The stress finally seems to be over…I sit and relax. And then…
“Paging Mr Connor McDonald…can you come to the gate desk urgently”
By this point, I’m convinced that I will never be seen again by family and friends. I trudge up to the desk.
“We’re sorry sir, but the Air India checkin agent should not have checked your bags through to San Francisco. As you’ve seen, there is no international transfer in Shanghai – all passengers must retrieve their bags when transferring”.
Well…this explains why I could not find the international transfer….there isn’t one ! And then comes the kicker..
“…So we’ll need to go back through Customs and collect your suitcase and come through security again”
There was long pause at this moment… a long pause where I considered the well being of the person telling me this, and what the implications would be if I were to remove their spleen with the plastic fork I had been eating my salad with
“NNNNNNOOOOOOOOOOOO!!!!!!!!!!!!!!!!!!!!!!!!!!!!!!!!!!” I bellowed at them, knowing that I could no way make it back in time, and moreover, there was no way I was going through the explanations of 24hour clocks again.
The result ? I did get on my plane and I did land in San Francisco…albeit a day later than originally planned.
The suit case ? Well… it didn’t. So the next day, I was back in a taxi, heading out to San Francisco airport to pick up the suitcase that made its own way on its own schedule to San Francisco.
So there you have it. All of this grief…and why ? Because I could not read a piece of paper correctly. I’m not just the village idiot. I think if you took the village idiot from the all villages, and then made a village of those idiots…then I’d be the village idiot in that village !
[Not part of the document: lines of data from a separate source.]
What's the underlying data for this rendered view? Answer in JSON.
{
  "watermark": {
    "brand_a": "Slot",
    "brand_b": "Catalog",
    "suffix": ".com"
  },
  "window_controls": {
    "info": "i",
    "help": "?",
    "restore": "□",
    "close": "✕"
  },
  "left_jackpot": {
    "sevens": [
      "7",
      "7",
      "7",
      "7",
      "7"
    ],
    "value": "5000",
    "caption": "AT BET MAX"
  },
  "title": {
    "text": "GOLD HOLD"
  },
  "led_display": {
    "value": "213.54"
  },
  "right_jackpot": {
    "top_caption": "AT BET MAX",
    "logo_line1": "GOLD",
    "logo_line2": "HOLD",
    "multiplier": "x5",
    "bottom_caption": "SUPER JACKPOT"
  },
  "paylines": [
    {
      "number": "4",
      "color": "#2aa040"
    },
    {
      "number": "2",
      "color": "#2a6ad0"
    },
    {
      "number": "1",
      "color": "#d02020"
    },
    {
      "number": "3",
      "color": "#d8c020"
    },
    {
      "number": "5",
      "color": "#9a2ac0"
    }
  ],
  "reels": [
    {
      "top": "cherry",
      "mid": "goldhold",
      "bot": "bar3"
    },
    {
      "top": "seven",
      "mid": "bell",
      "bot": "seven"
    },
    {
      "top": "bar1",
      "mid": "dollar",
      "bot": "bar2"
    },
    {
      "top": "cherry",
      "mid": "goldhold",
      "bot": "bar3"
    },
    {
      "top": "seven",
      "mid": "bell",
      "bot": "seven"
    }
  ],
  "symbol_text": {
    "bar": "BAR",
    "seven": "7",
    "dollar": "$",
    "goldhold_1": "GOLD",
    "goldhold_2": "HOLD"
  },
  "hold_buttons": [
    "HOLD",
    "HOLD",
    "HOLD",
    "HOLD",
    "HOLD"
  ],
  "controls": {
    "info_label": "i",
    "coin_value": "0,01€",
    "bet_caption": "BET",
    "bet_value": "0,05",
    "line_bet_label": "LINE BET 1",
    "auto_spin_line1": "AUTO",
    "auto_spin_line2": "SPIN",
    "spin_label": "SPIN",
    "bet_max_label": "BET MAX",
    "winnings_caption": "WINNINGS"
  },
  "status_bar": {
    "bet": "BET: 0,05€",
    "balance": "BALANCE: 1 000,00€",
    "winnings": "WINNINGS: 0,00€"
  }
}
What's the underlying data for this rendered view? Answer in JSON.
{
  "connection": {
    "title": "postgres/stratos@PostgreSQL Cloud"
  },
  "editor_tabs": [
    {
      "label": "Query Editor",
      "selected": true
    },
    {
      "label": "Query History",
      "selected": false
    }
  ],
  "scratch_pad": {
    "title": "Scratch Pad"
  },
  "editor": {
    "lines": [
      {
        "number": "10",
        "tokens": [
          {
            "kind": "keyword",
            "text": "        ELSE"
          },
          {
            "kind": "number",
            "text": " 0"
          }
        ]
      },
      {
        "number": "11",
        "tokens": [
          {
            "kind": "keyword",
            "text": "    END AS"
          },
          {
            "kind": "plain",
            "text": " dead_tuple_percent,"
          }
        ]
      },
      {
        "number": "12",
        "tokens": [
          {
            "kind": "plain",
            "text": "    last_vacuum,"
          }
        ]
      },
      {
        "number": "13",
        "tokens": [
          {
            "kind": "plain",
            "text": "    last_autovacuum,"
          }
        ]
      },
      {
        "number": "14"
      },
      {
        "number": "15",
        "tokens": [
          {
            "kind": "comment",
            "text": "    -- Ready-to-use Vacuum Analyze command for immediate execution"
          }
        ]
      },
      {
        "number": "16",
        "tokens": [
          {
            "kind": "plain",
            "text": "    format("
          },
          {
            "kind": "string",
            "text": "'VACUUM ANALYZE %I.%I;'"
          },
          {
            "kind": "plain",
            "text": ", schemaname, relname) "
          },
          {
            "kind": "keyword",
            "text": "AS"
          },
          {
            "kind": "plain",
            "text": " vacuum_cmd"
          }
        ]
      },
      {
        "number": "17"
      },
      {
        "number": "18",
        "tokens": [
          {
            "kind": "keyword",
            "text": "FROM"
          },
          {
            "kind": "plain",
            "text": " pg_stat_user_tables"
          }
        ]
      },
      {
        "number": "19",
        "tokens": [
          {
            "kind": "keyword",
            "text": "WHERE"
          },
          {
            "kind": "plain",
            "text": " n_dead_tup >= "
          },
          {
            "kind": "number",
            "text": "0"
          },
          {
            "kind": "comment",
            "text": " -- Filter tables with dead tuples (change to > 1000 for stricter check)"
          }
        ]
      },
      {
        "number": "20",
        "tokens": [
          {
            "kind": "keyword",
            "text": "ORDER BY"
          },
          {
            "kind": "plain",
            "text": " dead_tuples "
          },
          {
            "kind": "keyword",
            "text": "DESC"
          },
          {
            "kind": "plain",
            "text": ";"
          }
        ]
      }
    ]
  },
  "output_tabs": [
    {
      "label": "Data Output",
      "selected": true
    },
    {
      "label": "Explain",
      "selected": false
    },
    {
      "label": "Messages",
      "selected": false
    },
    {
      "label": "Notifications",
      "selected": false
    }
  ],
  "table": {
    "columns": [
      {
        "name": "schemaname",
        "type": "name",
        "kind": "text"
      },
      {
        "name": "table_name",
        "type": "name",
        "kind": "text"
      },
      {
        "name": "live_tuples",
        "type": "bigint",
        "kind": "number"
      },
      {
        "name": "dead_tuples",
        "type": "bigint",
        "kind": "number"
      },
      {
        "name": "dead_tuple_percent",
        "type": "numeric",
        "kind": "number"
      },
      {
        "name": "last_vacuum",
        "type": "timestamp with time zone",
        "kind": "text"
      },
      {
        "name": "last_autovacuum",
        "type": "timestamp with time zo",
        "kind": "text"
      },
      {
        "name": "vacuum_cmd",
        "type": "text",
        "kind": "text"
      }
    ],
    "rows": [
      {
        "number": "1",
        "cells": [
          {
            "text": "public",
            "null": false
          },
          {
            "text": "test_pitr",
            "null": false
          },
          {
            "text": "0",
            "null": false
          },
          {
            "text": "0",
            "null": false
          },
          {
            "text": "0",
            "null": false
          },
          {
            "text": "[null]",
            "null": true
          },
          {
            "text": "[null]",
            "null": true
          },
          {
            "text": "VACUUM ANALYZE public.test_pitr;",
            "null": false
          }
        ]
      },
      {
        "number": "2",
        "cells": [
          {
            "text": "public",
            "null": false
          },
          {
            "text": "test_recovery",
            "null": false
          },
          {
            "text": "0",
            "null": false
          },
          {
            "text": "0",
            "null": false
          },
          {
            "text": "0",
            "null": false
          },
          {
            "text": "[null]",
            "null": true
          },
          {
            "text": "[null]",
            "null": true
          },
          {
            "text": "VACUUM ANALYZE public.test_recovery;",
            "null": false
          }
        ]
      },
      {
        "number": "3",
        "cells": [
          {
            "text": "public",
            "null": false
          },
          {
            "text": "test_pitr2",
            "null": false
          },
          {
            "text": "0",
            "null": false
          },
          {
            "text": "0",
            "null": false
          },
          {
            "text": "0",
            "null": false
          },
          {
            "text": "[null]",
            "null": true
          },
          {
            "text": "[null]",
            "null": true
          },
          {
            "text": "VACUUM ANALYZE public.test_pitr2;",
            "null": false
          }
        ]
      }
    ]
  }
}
So I’m writing this post somewhat as part of my “penance”. After all, if you can do something as silly as I did, then it only seems an appropriate punishment to share it with one’s peers 🙂